Before creation only the light of Ein Sof, the Infinite One, existed. With the creation of heaven and earth, darkness was created. ‘… and darkness was upon the surface of the deep …’, says Bereshit 1:2. The infinite Light was hidden in darkness. But is there a real separation, a real distinction between light and darkness?

On Tisha b’Av we read Echa, Lamentations,  in the dark. We mourned the destruction of the temple. Tisha b’Av  happens in summer , the lightest time of the year. There is an old custom in Italy to keep the candle by which we read Echa in the dark till Hanuka, to light the first Hanuka candle. At Hanuka we celebrate the rededication of the temple. It happens around the winter solstice, the darkest time of the year. Light and darkness are interwoven in creation as yin and yang. The whole Jewish year is intended to see the Light in darkness.

According to the Zohar, right after creation the world was still illuminated by the infinite Light, and Adam could see from one end of the earth to the other. Only after people sinned, the Light was hidden and changed into Or Ganuz, the hidden light. But though it is hidden, it still exists, like the sun still exists when the earth has turned and we are at the night side. Often we don’t see the Light. But in our better moments our soul, the divine spark in us, can see something of it, and is our darknes not that dark any more. Like haShem showing this light to David who burst forth into praise:  ‘How abundant is thy goodness …!’.

We only can see the candles of Hanuka against a background of darkness. The candle in the desert at noon, of which the Sufi mystic Rumi speaks, does not give that much joy. We can only see the Milky Way at night, when we are far from the city, preferably in a not illuminated desert. Moshe had to enter the dark cloud to speak with haShem. Mystics speak of the dark night of the soul, the spiritual crisis we experience on our way to union with haShem. In darkness the seed begins to grow in the earth.
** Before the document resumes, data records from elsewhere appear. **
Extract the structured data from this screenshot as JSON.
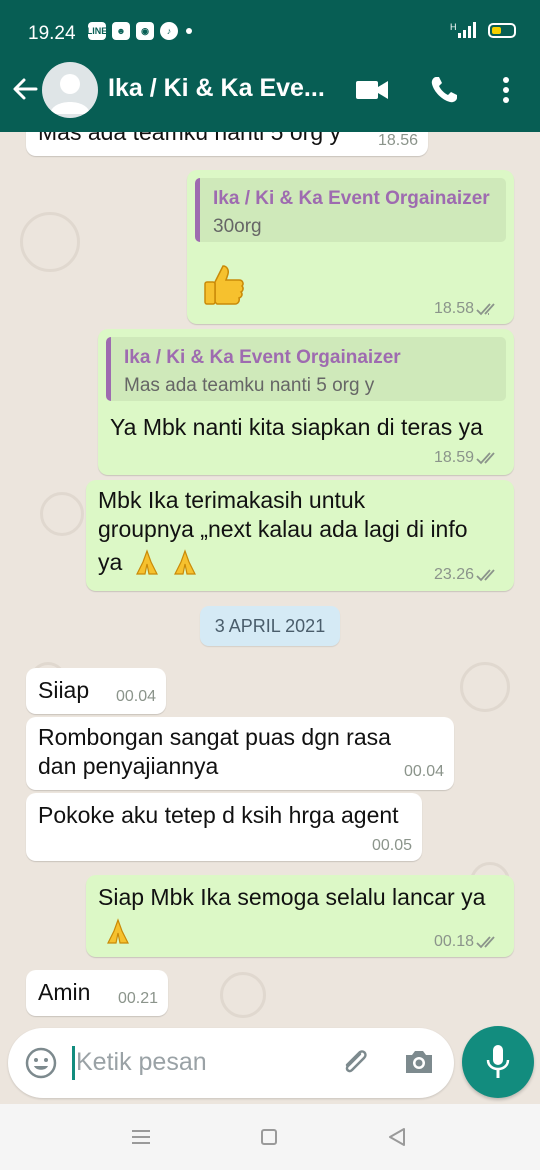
{
  "status_bar": {
    "time": "19.24",
    "icons": [
      "line-app-icon",
      "notification-icon",
      "browser-icon",
      "tiktok-icon"
    ],
    "network": "H",
    "battery_color": "#f5d000"
  },
  "header": {
    "title": "Ika / Ki & Ka Eve...",
    "accent": "#075e54"
  },
  "messages": [
    {
      "direction": "in",
      "text": "Mas ada teamku nanti 5 org y",
      "time": "18.56"
    },
    {
      "direction": "out",
      "quote_author": "Ika / Ki & Ka Event Orgainaizer",
      "quote_text": "30org",
      "emoji": "thumbs-up",
      "time": "18.58"
    },
    {
      "direction": "out",
      "quote_author": "Ika / Ki & Ka Event Orgainaizer",
      "quote_text": "Mas ada teamku nanti 5 org y",
      "text": "Ya Mbk nanti kita siapkan di teras ya",
      "time": "18.59"
    },
    {
      "direction": "out",
      "line1": "Mbk Ika terimakasih untuk",
      "line2": "groupnya „next kalau ada lagi di info",
      "line3": "ya",
      "emoji": "folded-hands",
      "time": "23.26"
    },
    {
      "direction": "in",
      "text": "Siiap",
      "time": "00.04"
    },
    {
      "direction": "in",
      "line1": "Rombongan sangat puas dgn rasa",
      "line2": "dan penyajiannya",
      "time": "00.04"
    },
    {
      "direction": "in",
      "text": "Pokoke aku tetep d ksih hrga agent",
      "time": "00.05"
    },
    {
      "direction": "out",
      "text": "Siap Mbk Ika semoga selalu lancar ya",
      "emoji": "folded-hands",
      "time": "00.18"
    },
    {
      "direction": "in",
      "text": "Amin",
      "time": "00.21"
    }
  ],
  "date_separator": "3 APRIL 2021",
  "composer": {
    "placeholder": "Ketik pesan"
  },
  "colors": {
    "incoming_bubble": "#ffffff",
    "outgoing_bubble": "#dcf8c6",
    "quote_accent": "#9e6bb0",
    "fab": "#128c7e",
    "read_ticks": "#8b948b"
  }
}
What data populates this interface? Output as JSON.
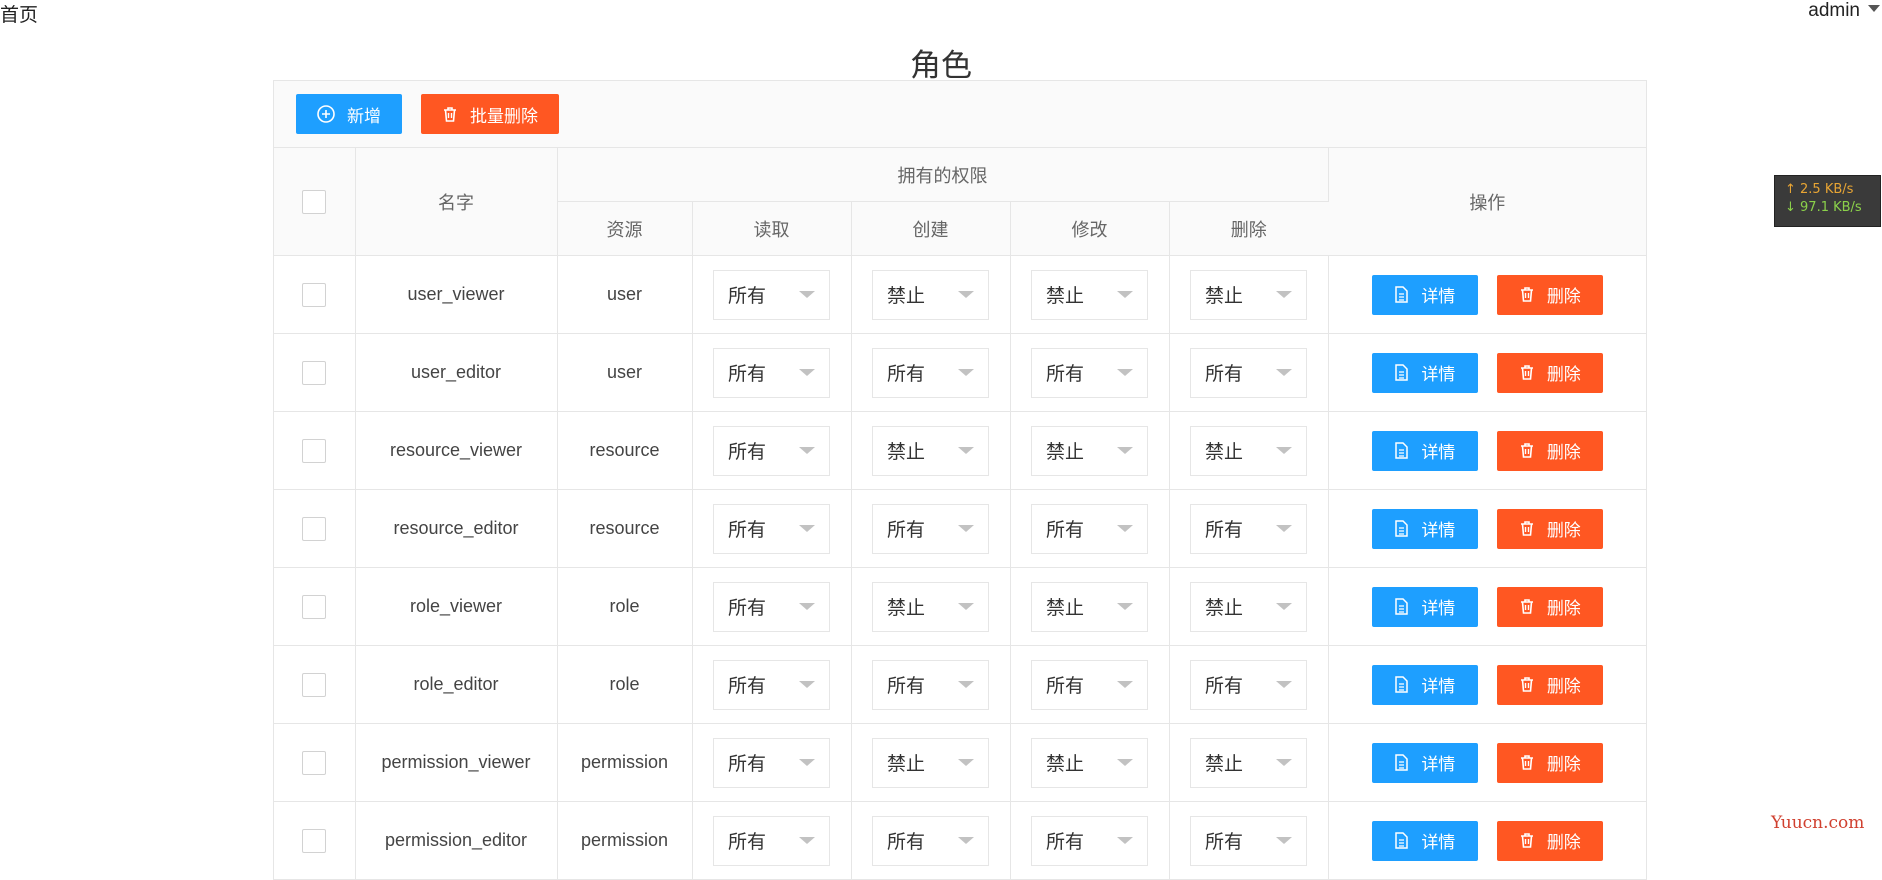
{
  "nav": {
    "home": "首页",
    "user": "admin"
  },
  "title": "角色",
  "toolbar": {
    "add_label": "新增",
    "batch_delete_label": "批量删除"
  },
  "table": {
    "headers": {
      "name": "名字",
      "permissions_group": "拥有的权限",
      "resource": "资源",
      "read": "读取",
      "create": "创建",
      "update": "修改",
      "delete": "删除",
      "actions": "操作"
    },
    "detail_label": "详情",
    "delete_label": "删除",
    "rows": [
      {
        "name": "user_viewer",
        "resource": "user",
        "read": "所有",
        "create": "禁止",
        "update": "禁止",
        "delete": "禁止"
      },
      {
        "name": "user_editor",
        "resource": "user",
        "read": "所有",
        "create": "所有",
        "update": "所有",
        "delete": "所有"
      },
      {
        "name": "resource_viewer",
        "resource": "resource",
        "read": "所有",
        "create": "禁止",
        "update": "禁止",
        "delete": "禁止"
      },
      {
        "name": "resource_editor",
        "resource": "resource",
        "read": "所有",
        "create": "所有",
        "update": "所有",
        "delete": "所有"
      },
      {
        "name": "role_viewer",
        "resource": "role",
        "read": "所有",
        "create": "禁止",
        "update": "禁止",
        "delete": "禁止"
      },
      {
        "name": "role_editor",
        "resource": "role",
        "read": "所有",
        "create": "所有",
        "update": "所有",
        "delete": "所有"
      },
      {
        "name": "permission_viewer",
        "resource": "permission",
        "read": "所有",
        "create": "禁止",
        "update": "禁止",
        "delete": "禁止"
      },
      {
        "name": "permission_editor",
        "resource": "permission",
        "read": "所有",
        "create": "所有",
        "update": "所有",
        "delete": "所有"
      }
    ]
  },
  "netspeed": {
    "up": "2.5 KB/s",
    "down": "97.1 KB/s"
  },
  "watermark": "Yuucn.com",
  "colors": {
    "primary": "#1e9fff",
    "danger": "#ff5722"
  },
  "icons": {
    "add": "plus-circle-icon",
    "batch_delete": "trash-icon",
    "detail": "file-icon",
    "delete": "trash-icon",
    "dropdown": "triangle-down-icon"
  }
}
The Chesed l’Avraham pointed out that the letters of the Hebrew word eight (the number of days the oil continued to burn), שמנה shemone, can spell the word oil, השמן hashemen. The same letters can form the word  נשמה, neshama, soul. The flames of Hanuka, which we light in the darkest time of the year, are the beginning of a new spiritual year cycle of tikkun hanefesh, the healing of the soul. May our darkness be as illuminating as our light. May  the night shine like the day, and the darkness be clear as the light  (Tehillim 139:12).